Five tips for publishing inclusive children’s books

Inclusion and equality consultant Beth Cox offers advice for children’s publishers

As an inclusion and equality consultant, it is my job to ensure that people not only understand the importance of inclusion but have the tools and support to promote, deliver and maintain truly inclusive representation in publishing and beyond. My goal is that everyone involved in the creation of children’s books is an active participant in inclusive representation, to the point where inclusion becomes totally natural and incidental—just as it should be.

A lot of the time we focus on the big things we need to do to make a difference, forgetting that little things are important too and can have more of an impact. The subtle messages that books give us have an impact on how we think—much more than when something is presented more directly. Here are my five top tips for getting started.

1. Watch your language

Words have power, and individual word choice can have a huge impact and perpetuate stereotypes and misconceptions. For example, the use of ablest language—language that is discriminatory and prejudiced against disabled people—is still common in children’s books and society. This is seen in the association of sensory impairments with ignorance by referring to people as ‘blind to’ or ‘deaf to’ something. Whilst this might seem trivial, the use of these words impacts our perception of disabled people.

Most commonly, I see it with mental health terms. Words like mad, nutcase, crazy and deranged are often used liberally and, more often than not, with negative associations. We can have numerous initiatives to discuss and support children’s mental wellbeing, but if books give a message that challenges are bad, or that those dealing with mental health challenges are scary or dangerous, things are never going to change. Occasional use might not have a huge impact, but when it is reinforced in book after book, an unconscious belief is built which no amount of campaigning will fully overcome. And it's not just mental health language: I see these messages around weight, disability, gender, sexuality, race and more. Every word really does count.

2. Start by taking stuff out

You might think that inclusion is about including a more diverse range of people and experiences in books. But there’s not much point doing that if other parts of the book still perpetuate stereotypes—like villains having facial differences, or disabled people being the object of pity, or when someone is doing a job that challenges a stereotype but that has an unhelpful prefix of female or male (male nurse, female paramedic); this highlights it as being ‘unusual’. Before you think about who else you could include in everything from picture books to YA novels, think about what you might need to take out.

3. Consider what you might be presenting as ‘the norm’

There is no such thing as normal. What’s ‘normal’ for me won’t be what’s normal for you. Think how much ‘normal’ has changed over the course of 2020. When children’s books only show certain ways of being—whether in terms of family set-up, ethnicity, gender preferences or anything else—children start to think that what they see is normal. If their reality doesn’t fit with what they see, that can impact confidence and self-esteem, or lead to bullying. Always challenge your default. Look at the book from the perspective of someone else.
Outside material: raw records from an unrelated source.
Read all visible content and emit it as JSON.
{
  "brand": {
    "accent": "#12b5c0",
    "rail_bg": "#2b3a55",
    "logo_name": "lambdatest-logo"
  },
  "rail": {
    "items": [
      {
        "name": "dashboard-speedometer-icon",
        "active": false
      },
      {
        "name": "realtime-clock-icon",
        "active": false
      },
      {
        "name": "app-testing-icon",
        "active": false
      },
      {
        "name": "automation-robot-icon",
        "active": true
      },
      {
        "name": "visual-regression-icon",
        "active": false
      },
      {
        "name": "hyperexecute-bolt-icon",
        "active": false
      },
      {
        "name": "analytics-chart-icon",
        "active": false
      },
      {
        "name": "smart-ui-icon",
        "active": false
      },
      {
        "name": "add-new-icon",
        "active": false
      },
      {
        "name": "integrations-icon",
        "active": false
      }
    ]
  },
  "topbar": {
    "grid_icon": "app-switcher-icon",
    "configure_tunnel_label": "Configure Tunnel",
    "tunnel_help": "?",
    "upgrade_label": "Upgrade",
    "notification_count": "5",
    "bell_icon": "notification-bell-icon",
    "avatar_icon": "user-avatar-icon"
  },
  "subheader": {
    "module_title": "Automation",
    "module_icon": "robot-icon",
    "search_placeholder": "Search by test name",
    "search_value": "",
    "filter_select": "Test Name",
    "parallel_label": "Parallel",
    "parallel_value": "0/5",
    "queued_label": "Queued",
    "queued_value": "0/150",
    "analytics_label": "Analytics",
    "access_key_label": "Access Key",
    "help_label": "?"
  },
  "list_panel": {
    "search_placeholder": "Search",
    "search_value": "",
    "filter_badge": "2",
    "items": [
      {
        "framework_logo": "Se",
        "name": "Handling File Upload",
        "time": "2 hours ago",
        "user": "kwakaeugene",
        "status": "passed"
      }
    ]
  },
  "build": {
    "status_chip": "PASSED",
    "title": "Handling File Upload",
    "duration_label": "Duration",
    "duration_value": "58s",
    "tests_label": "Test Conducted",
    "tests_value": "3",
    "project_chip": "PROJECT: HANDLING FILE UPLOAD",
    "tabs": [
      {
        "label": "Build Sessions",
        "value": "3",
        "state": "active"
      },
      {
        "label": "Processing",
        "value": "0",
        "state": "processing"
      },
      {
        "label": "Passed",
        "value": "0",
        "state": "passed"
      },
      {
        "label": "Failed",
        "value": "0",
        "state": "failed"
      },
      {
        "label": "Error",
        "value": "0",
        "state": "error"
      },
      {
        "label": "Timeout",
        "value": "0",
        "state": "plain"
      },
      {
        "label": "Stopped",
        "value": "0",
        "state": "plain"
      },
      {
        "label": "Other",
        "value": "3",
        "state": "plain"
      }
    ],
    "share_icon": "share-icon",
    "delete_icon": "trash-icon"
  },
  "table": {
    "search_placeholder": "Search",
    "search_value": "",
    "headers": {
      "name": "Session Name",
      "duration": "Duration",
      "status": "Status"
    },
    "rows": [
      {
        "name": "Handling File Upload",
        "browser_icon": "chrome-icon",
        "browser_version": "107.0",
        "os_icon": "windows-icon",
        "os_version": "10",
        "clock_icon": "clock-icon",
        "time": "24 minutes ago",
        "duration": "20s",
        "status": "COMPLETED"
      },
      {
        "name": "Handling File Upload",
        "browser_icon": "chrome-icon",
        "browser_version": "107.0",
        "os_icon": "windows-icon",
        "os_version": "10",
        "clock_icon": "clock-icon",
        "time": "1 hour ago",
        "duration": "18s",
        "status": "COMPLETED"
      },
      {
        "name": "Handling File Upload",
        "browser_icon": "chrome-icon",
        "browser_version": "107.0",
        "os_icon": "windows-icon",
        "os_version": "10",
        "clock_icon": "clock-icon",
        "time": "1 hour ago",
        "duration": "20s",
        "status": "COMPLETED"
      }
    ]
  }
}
4. Depict an accessible and inclusive environment

You can make a book more inclusive without changing a single character. Is the environment accessible? Are there ramps, lifts, hearing loop signs, tactile paving and drop curbs included in buildings and street scenes? What buildings are shown? Could a more diverse range of shops or places of worship be depicted? Is the environment rural or urban? Are a range of socio-economic experiences depicted in things like characters’ homes and other buildings?
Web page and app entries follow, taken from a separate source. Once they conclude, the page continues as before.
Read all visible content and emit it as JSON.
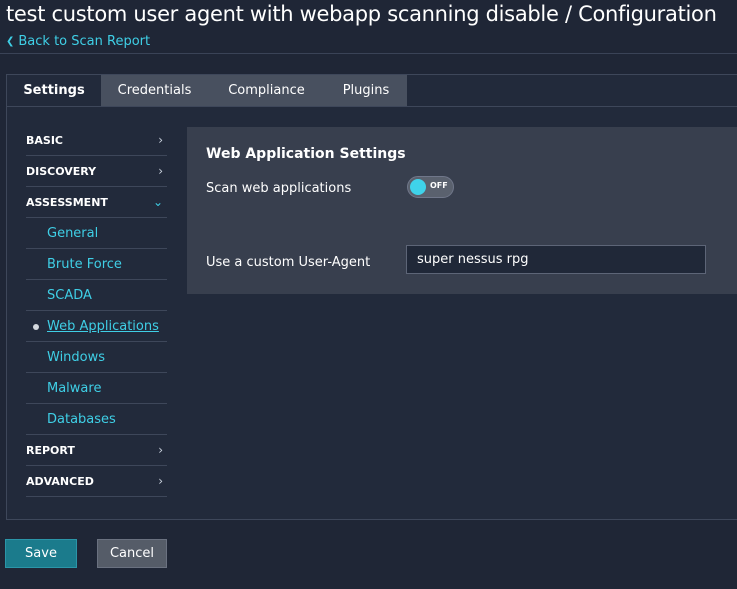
{
  "header": {
    "title": "test custom user agent with webapp scanning disable / Configuration",
    "back_link": "Back to Scan Report"
  },
  "tabs": [
    {
      "label": "Settings",
      "active": true
    },
    {
      "label": "Credentials",
      "active": false
    },
    {
      "label": "Compliance",
      "active": false
    },
    {
      "label": "Plugins",
      "active": false
    }
  ],
  "sidebar": {
    "basic": "BASIC",
    "discovery": "DISCOVERY",
    "assessment": "ASSESSMENT",
    "assessment_items": [
      "General",
      "Brute Force",
      "SCADA",
      "Web Applications",
      "Windows",
      "Malware",
      "Databases"
    ],
    "current_item": "Web Applications",
    "report": "REPORT",
    "advanced": "ADVANCED"
  },
  "content": {
    "section_title": "Web Application Settings",
    "scan_label": "Scan web applications",
    "scan_toggle_state": "OFF",
    "user_agent_label": "Use a custom User-Agent",
    "user_agent_value": "super nessus rpg"
  },
  "actions": {
    "save_label": "Save",
    "cancel_label": "Cancel"
  },
  "colors": {
    "accent": "#3fcfe6",
    "background": "#1f2636",
    "save_button": "#1b7b8c"
  },
  "icons": {
    "back": "chevron-left-icon",
    "collapsed": "chevron-right-icon",
    "expanded": "chevron-down-icon",
    "current": "bullet-icon"
  }
}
5. Focus on similarities rather than differences

This might seem contradictory. Surely inclusion is about celebrating difference, not hiding it? That's true. But more importantly it's about making 'difference' familiar. It’s about showing how people are similar rather than highlighting how they are different. Seeing similarities with others breeds empathy and understanding, and once we have that we can welcome and celebrate the differences. But, generally, it helps if we can identify with someone first.
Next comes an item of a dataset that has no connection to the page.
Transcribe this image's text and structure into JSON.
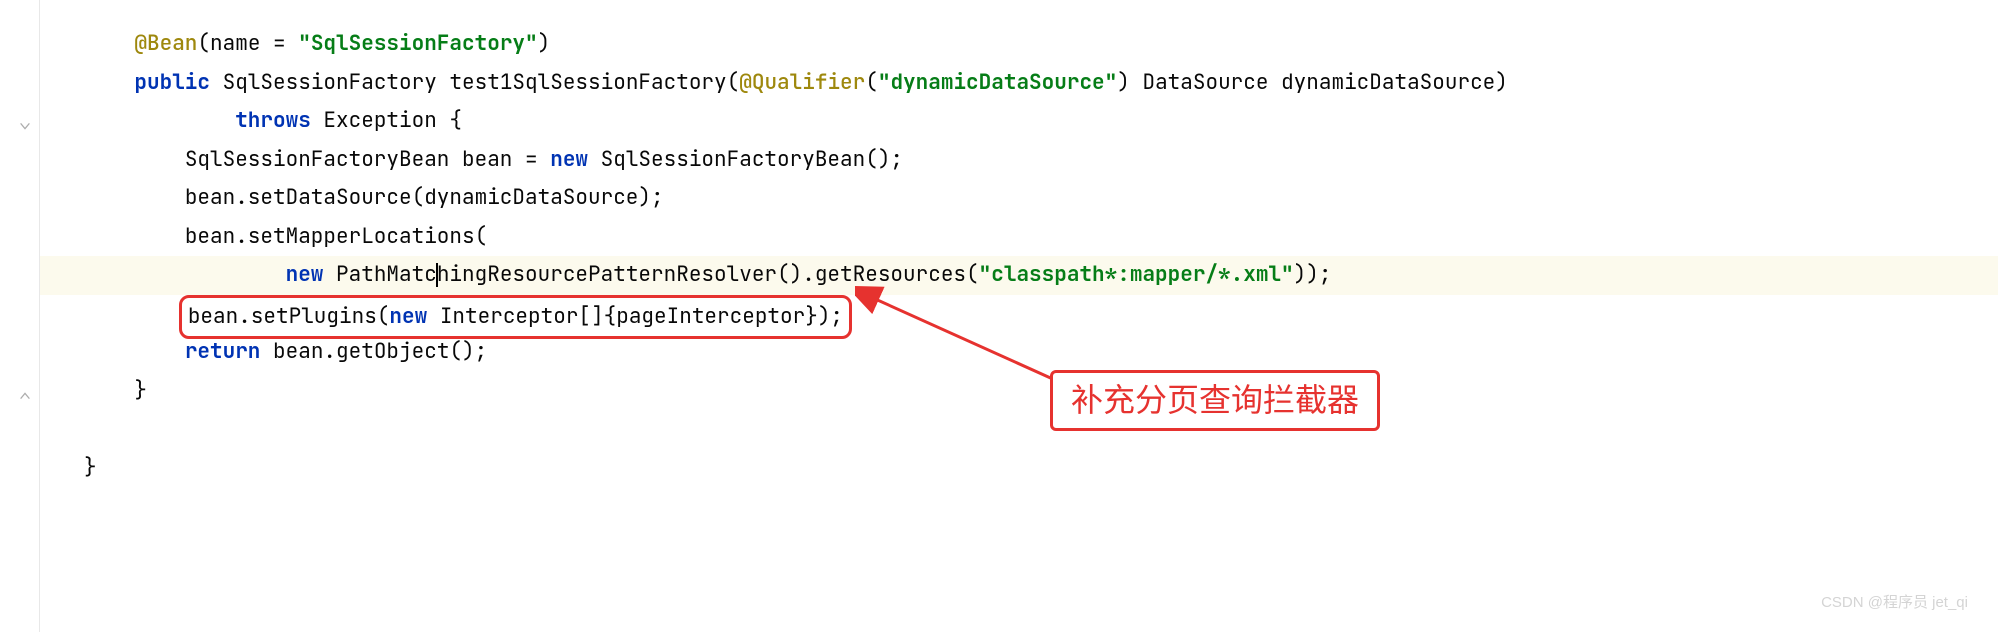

Bonus tip for accessibility

Make sure all text is clear and on a flat background and is in a straight line. Designed, ornate and looping or curving text impacts accessibility.

Beth Cox helps publishers understand the foundations of inclusion and runs an eight-week programme combining training and consultancy and leading to practical action on live projects. You can find out more about Beth’s services here, and connect with her on LinkedIn.

The views and opinions expressed in blogs on the IPG website are those of the authors and do not necessarily reflect those of the IPG.